__TASK ITEM__
Before you write out the listing, remove the pictures; everything else stays exactly as it is.

__SOURCE RECORDS__
------------------------------------------------

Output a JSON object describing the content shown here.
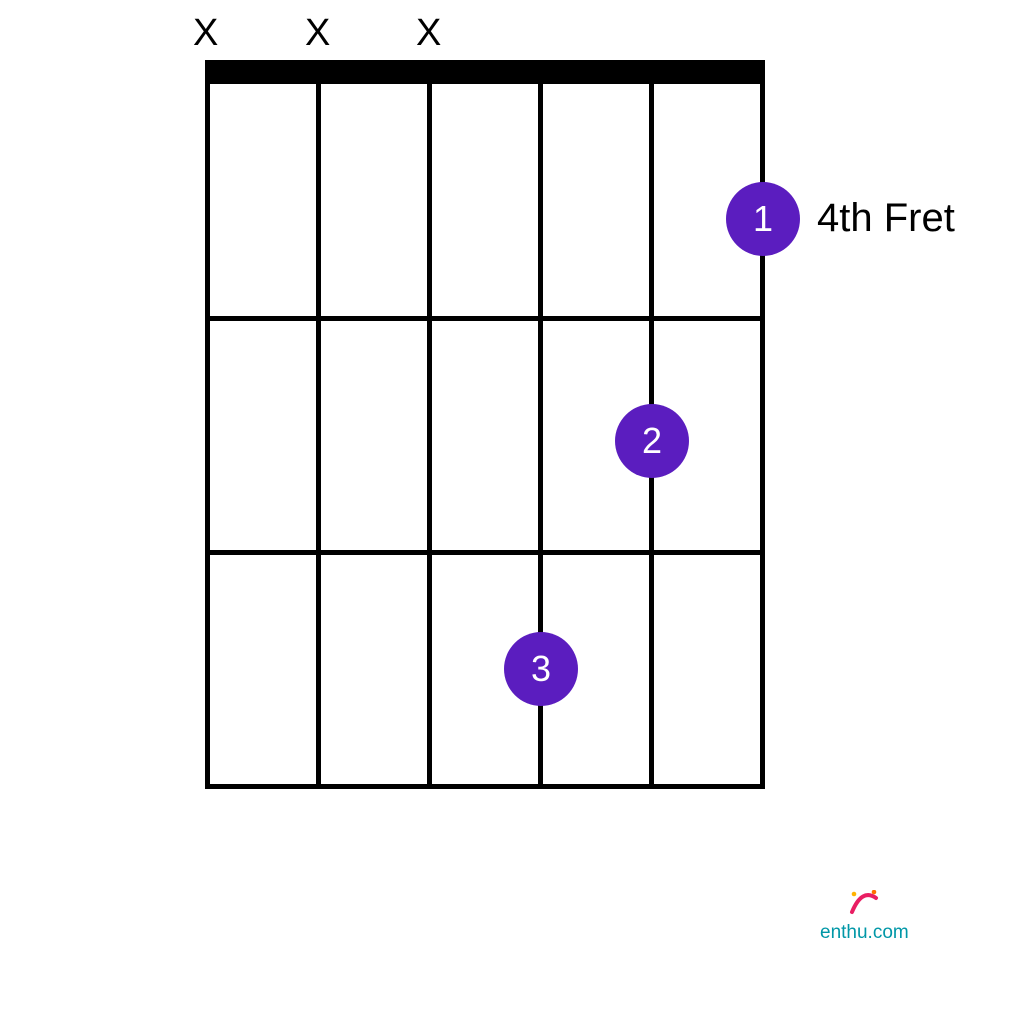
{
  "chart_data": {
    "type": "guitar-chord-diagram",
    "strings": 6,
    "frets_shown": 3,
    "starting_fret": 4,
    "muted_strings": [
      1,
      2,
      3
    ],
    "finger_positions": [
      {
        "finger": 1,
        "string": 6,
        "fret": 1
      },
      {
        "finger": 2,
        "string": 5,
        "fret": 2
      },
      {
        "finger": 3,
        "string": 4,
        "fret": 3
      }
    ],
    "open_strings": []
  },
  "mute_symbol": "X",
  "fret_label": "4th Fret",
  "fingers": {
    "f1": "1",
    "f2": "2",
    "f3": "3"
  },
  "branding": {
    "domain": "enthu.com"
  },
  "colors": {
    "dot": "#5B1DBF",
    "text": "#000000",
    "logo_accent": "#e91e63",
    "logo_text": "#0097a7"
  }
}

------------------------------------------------

__WRITTEN RESPONSE__
Output a JSON object describing the content shown here.
{
  "chart_data": {
    "type": "guitar-chord-diagram",
    "strings": 6,
    "frets_shown": 3,
    "starting_fret": 4,
    "muted_strings": [
      1,
      2,
      3
    ],
    "finger_positions": [
      {
        "finger": 1,
        "string": 6,
        "fret": 1
      },
      {
        "finger": 2,
        "string": 5,
        "fret": 2
      },
      {
        "finger": 3,
        "string": 4,
        "fret": 3
      }
    ],
    "open_strings": []
  },
  "mute_symbol": "X",
  "fret_label": "4th Fret",
  "fingers": {
    "f1": "1",
    "f2": "2",
    "f3": "3"
  },
  "branding": {
    "domain": "enthu.com"
  },
  "colors": {
    "dot": "#5B1DBF",
    "text": "#000000",
    "logo_accent": "#e91e63",
    "logo_text": "#0097a7"
  }
}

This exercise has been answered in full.